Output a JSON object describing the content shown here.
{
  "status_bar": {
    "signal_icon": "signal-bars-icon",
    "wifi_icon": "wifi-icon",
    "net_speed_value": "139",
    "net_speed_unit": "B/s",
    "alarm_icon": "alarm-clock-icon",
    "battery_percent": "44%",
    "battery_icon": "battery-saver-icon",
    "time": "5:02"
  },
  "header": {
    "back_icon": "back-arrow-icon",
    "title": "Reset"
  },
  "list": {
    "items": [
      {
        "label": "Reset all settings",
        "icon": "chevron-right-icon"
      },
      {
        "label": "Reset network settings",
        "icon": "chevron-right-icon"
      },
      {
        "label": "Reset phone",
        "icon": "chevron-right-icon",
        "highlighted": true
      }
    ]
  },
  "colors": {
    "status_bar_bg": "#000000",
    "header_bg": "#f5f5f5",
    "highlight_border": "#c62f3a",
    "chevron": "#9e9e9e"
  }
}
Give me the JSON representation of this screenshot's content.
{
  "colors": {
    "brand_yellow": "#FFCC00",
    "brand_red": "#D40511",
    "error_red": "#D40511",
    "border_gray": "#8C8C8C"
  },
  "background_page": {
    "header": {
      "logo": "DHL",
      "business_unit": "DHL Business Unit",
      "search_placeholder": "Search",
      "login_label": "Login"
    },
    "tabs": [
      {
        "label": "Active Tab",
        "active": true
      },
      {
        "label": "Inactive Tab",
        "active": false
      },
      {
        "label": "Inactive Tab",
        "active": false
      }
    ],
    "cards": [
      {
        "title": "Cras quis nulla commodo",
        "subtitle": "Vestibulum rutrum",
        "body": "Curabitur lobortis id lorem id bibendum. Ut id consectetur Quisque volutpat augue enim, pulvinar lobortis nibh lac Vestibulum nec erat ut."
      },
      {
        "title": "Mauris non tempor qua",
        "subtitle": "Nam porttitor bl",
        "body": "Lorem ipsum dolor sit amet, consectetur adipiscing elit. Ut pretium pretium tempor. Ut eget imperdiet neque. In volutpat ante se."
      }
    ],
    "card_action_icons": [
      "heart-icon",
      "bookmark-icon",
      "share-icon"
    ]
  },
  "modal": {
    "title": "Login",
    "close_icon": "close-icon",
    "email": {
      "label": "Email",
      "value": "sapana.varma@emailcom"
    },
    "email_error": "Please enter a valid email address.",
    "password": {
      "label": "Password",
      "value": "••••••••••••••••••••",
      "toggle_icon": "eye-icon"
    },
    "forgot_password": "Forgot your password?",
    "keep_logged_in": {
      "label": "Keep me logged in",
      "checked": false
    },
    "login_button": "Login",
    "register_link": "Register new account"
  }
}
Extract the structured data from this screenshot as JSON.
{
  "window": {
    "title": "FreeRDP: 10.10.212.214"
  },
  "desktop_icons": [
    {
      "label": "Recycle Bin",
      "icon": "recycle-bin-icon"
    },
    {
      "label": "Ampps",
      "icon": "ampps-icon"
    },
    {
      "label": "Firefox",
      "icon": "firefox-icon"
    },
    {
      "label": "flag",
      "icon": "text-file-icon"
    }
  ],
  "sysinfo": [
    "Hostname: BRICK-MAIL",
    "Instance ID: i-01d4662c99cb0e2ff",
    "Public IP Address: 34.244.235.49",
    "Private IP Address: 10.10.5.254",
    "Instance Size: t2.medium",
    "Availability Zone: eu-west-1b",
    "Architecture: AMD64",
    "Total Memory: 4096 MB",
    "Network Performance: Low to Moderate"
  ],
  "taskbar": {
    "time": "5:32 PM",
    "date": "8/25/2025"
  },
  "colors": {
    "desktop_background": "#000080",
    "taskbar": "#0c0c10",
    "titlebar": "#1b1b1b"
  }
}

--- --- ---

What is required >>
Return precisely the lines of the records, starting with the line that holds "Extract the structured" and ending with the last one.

Written answer >>
Extract the structured data from this screenshot as JSON.
{
  "window": {
    "title": "FreeRDP: 10.10.212.214"
  },
  "desktop_icons": [
    {
      "label": "Recycle Bin",
      "icon": "recycle-bin-icon"
    },
    {
      "label": "Ampps",
      "icon": "ampps-icon"
    },
    {
      "label": "Firefox",
      "icon": "firefox-icon"
    },
    {
      "label": "flag",
      "icon": "text-file-icon"
    }
  ],
  "sysinfo": [
    "Hostname: BRICK-MAIL",
    "Instance ID: i-01d4662c99cb0e2ff",
    "Public IP Address: 34.244.235.49",
    "Private IP Address: 10.10.5.254",
    "Instance Size: t2.medium",
    "Availability Zone: eu-west-1b",
    "Architecture: AMD64",
    "Total Memory: 4096 MB",
    "Network Performance: Low to Moderate"
  ],
  "taskbar": {
    "time": "5:32 PM",
    "date": "8/25/2025"
  },
  "colors": {
    "desktop_background": "#000080",
    "taskbar": "#0c0c10",
    "titlebar": "#1b1b1b"
  }
}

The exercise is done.